  • Summary: Previous studies have shown that motor neuron hyperexcitability (neurons that fire too many signals) is a common phenomenon seen in several forms of familial ALS and it leads to motor neuron death. This can be rescued by using a drug called retigabine, which is now in clinical trials to treat ALS. The goal of his study is to identify which potassium channel is responsible for the hyperexcitability, because such a channel can be a target for future therapies. Studies are ongoing and a potential candidate is currently being validated.

David Medina, Ph.D.

Barrow Neurological lnstitute, Phoenix, Ariz.

  • Title: Modulating retinoid signaling as a therapeutic approach for ALS
  • Summary: Retinoic acid (RA) signaling is important for adult brain health and altered signaling has resulted in several neurodegenerative disorders, including ALS. Alternatively, upregulation of retinoic acid receptor, RARβ was shown to be neuroprotective. The goal of Dr. Medina’s study is to target the delivery of RARβ to the central nervous system to understand whether RARβ can reduce ALS pathology in ALS mouse models. Studies are ongoing to optimize delivery methods and measure preliminary results.

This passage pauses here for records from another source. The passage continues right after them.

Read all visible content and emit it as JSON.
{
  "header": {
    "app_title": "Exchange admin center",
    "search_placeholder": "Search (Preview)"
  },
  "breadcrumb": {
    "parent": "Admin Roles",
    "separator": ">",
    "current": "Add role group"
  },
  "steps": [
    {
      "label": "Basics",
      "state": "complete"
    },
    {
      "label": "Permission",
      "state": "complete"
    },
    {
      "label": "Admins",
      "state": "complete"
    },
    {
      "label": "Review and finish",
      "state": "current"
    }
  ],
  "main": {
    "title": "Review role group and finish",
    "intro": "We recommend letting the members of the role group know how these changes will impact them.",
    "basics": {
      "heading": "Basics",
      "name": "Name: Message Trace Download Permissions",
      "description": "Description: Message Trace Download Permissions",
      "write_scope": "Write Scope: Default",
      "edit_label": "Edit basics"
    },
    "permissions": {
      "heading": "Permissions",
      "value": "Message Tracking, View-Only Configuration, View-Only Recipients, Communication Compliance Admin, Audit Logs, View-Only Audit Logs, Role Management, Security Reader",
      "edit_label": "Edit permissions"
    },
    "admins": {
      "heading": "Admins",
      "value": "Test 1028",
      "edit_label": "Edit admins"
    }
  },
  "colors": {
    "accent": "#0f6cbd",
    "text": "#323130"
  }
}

Jone Lopez-Erauskin, Ph.D.

Ludwig Institute for Cancer Research, University of California San Diego, La Jolla, Calif.

  • Title: Identify key molecular targets to counteract muscle denervation in ALS.
  • Summary: Muscle denervation (disconnection of the muscle from the neuron) is common in both familial and sporadic ALS, which precedes motor neuron degeneration. The goal of Dr. Lopez-Erauskin’s study is to identify small molecules that promote muscle to neuron innervation/reinnervation in ALS models. To conduct her studies, she developed novel in vitro systems to perform drug screens and preliminary studies are ongoing.